Al Franken, in his resignation speech, intentionally acknowledged the irony of his own fate, where you have a man remaining in the Oval Office facing multiple more egregious allegations of sexual assault and sexual harassment and the opposing party openly supporting a Senate candidate with sexual assault and sexual harassment allegations. No, that irony was not lost on any of us. But there’s also another irony. In Franken’s Senate speech,  he did not acknowledge and accept responsibility for his own sexual misconduct, as if somehow what he did wasn’t really all that bad. That’s a sad irony. Al Franken, you were not a victim.

Yet this is really not about Al Franken. He’s replaceable. It’s about taking a small step forward as a country of morals and an understanding of right and wrong. It’s a step towards an overdue acknowledgement of the harm done to victims of sexual assault and sexual harassment and demanding some tangible accountability for the demeaning, humiliating and long tolerated and ignored sexual harassment and sexual assaults that women continue to face in our society. I think of the women who are harassed in subtle, outrageous and disgusting ways every day in the work force, by men. Right now. Today. This is about them.

Men must proactively engage and be a part of the solution. It’s about standing up, finally, for what’s right. It’s about changing behaviors and calling out bad behaviors, even when it might make you feel uncomfortable. Another irony. We can no longer stay quiet and remain seated. To do so is to continue to be complicit and part of the problem.

So now what? More women in elected office?  Hopefully. That would be a thoughtful start, assisting us all in making much needed progress towards a dismantling of the underlying culture that still chooses to permit the scourge of sexual harassment and sexual assault to fester and live in our country’s ugly and messy reality.

We have much work to do, together.

 

 

Published by

tfiebiger@gmail.com

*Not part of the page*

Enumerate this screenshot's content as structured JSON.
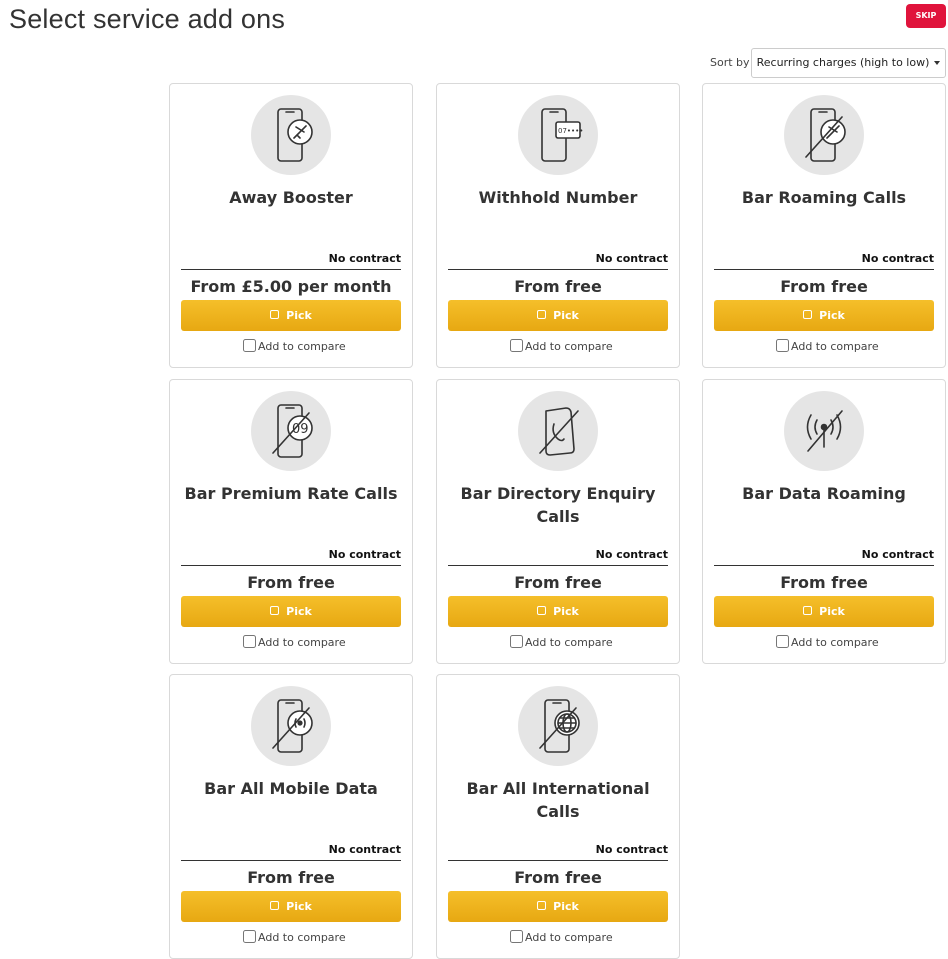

Tom Fiebiger is a recovering civil rights lawyer and politician, having spent 25 years representing workers that were discriminated against and a term in the North Dakota State Senate. The God he understands is more about grace than judgment, has a sense of humor and a big tent. Fiebiger's best gift is his family.